Big Brother is Watching……. December 2, 2011

Filed under: dean — dean @ 5:17 am


Okay, moving on – the last two. Here they are again for reference:

  • At school, you research online for a project using or to find information.
  • Throughout the afternoon while “doing your homework”, you check Facebook, Twitter, Tumblr, or other social networks.

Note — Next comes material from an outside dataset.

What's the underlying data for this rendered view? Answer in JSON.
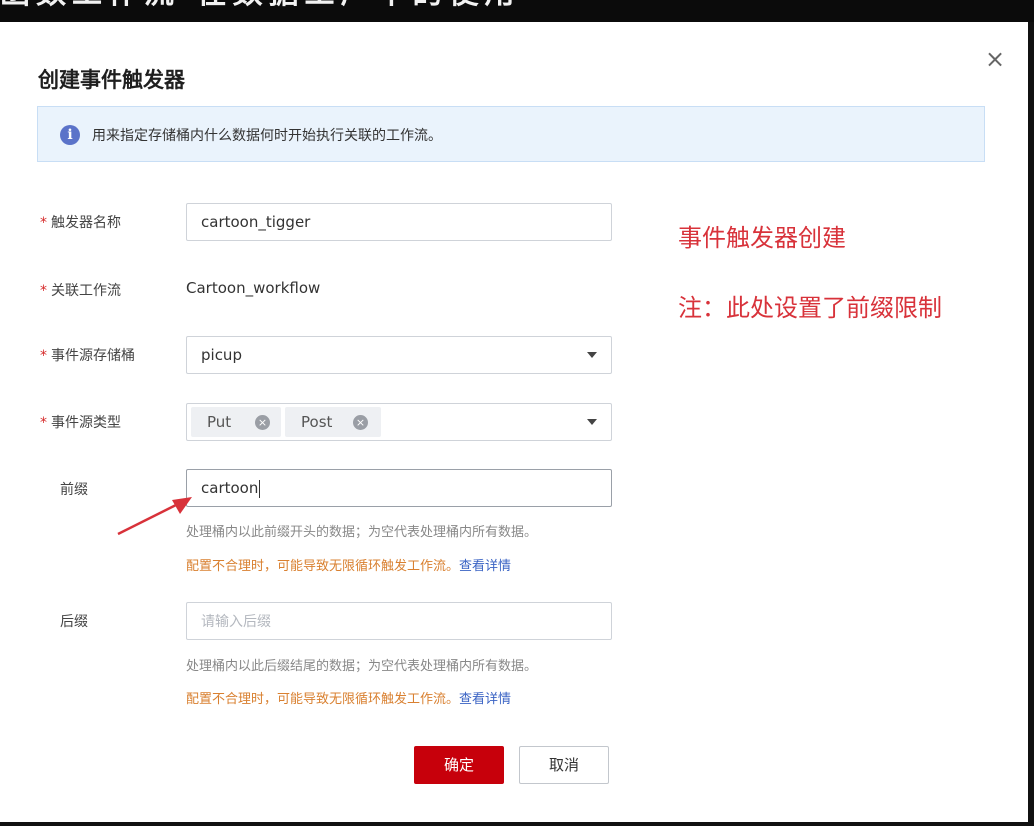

Google has been under a lot of scrutiny lately for doing sketchy things. Google collects the searches that users make, ending up with a huge database that is a goldmine. They can use these searches to improve their search algorithm, and see how much they can charge advertisers (which they arguably have a monopoly over, but that’s for another day). While they claim that they don’t attach personal data to these searches, there’s still the threat of your name being attached to your searches. I recall reading an article where Google’s database was revealed; Google was quick to point out that there wasn’t a name next to searches, but often times people would search for their own names, and it was a relatively simple process to pair the names and search terms together.

Like Google, Facebook has also accumulated a wealth of information about its users. When you click “like” for certain movies, books, interests, and activities, they are able to use that data to sell you targeted advertising. If you don’t use AdBlock, it’s likely you’ve seen ads that are creepily relevant; I remember a while back I saw an ad with something along the lines of “Loveless in Lamont?” advertising a dating site (Lamont is one of Harvard’s libraries). Recently I was doing some research for The Harvard Crimson on advertising, and Facebook allows advertisers to fine tune their targets to a ridiculous extent. I encountered options for networks, education, class years, age, etc. that traditional print advertising would never have control over.

Facebook also has the ability to track you on other sites, even if you’re logged out. For example, if you visit a website where Facebook login is activated, Facebook is able to see that you’ve visited that site. Luckily, some coders took matters into their own hands and wrote an Adblock extension that prevents this from happening. (Just add this to your filter lists if you’re on Adblock.)

Lastly, earlier this year there was hub-bub surrounding a company called KISSmetrics. It’s a tracking company that allows site operators to see the number of visitors, what they do on the site, and where they come from – all essential information to see where to put advertising funding into and figuring out how to sell their services the most efficiently. Good idea, right? Well, only for the site owners. The end user isn’t able to evade the service even through blocking cookies or using “incognito” modes in his or her browser.

What it comes down to is this: technology is rapidly moving forward and redefining our notions of privacy. Many of those in the older generations are raising their voices in opposition to Facebook’s push for online transparency and the erasure of anonymity. However, the younger generation tends to accept the way things are as a reality of life. Frankly, I think with the ambivalence of the younger generation with regards to privacy, we’ll only be moving towards a world with less of it. After all, it is these people who will be the future coders for Facebook, Google, Microsoft, Yahoo, Apple, and all the tech giants of the future.

It might be easy to say, “if you don’t like how these companies are treating your privacy, you don’t have to use their services.” It’s not that easy though – the tradeoff is essentially between privacy and convenience. Imagine if, to secure your privacy, you had to give up Facebook, Google, GPS navigation, cell phone usage. Difficult, right?